### Task to complete
Within the entries below, how many lines carry the word "accent"? State the number and stop.

### Supplied records ###

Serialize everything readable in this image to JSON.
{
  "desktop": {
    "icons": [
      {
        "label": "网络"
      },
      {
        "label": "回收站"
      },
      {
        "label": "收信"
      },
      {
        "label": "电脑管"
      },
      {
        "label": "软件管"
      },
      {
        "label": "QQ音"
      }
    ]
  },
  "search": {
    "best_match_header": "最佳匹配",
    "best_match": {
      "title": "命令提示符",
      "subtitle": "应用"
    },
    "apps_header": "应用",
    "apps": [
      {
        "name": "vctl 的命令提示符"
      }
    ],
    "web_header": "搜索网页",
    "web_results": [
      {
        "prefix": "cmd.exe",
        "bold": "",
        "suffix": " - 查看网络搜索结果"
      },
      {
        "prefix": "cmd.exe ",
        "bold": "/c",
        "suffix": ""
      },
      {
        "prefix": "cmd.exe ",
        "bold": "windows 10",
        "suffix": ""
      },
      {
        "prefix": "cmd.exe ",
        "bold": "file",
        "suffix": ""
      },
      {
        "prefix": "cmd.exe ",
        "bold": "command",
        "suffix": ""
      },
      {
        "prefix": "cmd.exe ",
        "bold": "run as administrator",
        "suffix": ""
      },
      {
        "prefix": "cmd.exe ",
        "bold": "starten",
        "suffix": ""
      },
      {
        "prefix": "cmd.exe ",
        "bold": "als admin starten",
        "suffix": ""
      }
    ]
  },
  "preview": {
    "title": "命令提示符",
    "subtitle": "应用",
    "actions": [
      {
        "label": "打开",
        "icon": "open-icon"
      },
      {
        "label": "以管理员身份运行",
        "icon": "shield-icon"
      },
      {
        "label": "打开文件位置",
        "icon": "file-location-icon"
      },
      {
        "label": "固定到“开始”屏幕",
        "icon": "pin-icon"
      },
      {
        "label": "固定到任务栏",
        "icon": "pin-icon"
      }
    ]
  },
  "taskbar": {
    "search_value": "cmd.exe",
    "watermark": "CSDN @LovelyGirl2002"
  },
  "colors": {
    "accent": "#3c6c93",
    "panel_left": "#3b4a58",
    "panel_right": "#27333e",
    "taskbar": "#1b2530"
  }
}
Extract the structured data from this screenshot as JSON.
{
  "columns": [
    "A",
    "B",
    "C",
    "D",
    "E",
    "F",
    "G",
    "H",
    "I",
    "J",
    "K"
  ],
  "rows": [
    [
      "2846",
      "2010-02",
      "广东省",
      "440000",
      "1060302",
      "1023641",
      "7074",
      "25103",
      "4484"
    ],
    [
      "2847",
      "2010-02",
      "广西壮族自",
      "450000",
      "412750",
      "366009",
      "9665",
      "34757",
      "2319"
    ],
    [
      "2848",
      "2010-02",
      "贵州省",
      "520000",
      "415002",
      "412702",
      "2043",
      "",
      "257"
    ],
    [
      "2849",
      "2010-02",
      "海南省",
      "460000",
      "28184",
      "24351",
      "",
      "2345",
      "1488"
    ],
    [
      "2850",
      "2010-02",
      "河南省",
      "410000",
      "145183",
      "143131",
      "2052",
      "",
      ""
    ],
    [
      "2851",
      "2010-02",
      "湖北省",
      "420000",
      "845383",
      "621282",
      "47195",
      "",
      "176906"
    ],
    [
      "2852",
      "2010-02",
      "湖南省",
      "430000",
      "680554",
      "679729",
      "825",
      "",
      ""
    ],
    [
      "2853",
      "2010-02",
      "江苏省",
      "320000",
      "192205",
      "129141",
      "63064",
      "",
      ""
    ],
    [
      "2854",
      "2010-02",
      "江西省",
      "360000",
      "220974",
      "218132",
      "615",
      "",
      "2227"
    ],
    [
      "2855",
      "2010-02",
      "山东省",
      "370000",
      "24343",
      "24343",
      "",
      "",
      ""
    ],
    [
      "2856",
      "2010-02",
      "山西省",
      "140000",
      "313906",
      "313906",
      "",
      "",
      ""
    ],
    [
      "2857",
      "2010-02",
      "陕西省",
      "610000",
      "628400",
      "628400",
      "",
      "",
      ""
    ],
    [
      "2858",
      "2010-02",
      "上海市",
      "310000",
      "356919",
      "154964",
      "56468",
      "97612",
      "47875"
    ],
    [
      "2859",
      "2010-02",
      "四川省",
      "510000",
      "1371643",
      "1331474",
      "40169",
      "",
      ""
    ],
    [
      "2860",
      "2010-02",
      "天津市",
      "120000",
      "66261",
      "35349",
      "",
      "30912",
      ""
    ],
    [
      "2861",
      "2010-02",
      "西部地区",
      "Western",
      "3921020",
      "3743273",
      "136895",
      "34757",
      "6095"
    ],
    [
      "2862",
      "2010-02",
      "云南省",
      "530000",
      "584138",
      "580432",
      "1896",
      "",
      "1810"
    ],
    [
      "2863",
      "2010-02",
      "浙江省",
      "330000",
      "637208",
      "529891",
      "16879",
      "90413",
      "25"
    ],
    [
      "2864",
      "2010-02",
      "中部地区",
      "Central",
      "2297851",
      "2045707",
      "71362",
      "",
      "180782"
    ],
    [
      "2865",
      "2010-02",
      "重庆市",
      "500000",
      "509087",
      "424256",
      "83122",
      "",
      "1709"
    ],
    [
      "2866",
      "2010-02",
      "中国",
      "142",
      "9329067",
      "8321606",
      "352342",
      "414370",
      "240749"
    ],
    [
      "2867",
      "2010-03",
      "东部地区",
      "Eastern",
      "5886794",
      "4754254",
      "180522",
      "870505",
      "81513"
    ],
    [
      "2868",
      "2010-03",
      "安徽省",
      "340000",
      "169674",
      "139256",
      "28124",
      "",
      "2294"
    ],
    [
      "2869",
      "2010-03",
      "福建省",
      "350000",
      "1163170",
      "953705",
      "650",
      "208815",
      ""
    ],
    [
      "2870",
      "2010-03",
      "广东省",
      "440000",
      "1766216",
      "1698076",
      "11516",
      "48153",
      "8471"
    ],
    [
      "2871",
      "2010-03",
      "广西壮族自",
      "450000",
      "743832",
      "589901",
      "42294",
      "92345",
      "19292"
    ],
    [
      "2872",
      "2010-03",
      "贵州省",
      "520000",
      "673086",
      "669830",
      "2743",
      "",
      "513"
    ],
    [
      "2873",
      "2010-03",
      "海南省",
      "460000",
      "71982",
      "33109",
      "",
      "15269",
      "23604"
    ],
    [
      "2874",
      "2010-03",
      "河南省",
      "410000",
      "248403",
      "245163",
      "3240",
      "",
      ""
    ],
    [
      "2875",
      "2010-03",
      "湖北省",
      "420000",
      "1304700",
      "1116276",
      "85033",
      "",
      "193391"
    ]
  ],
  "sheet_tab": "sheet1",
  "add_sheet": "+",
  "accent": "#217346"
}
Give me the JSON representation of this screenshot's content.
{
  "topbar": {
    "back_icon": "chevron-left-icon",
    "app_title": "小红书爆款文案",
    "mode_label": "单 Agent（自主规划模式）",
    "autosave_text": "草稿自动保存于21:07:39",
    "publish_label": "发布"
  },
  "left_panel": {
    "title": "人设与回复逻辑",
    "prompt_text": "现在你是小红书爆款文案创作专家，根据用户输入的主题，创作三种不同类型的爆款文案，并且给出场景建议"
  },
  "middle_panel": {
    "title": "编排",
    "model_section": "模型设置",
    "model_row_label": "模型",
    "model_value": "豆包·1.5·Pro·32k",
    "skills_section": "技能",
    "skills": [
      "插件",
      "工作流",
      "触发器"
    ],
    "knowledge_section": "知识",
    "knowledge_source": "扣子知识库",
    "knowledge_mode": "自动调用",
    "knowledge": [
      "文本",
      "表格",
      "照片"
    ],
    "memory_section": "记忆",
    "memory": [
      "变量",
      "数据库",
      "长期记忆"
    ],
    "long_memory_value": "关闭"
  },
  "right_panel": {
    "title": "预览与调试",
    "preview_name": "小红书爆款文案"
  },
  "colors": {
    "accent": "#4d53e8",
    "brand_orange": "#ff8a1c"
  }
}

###

### Answer to this exercise
3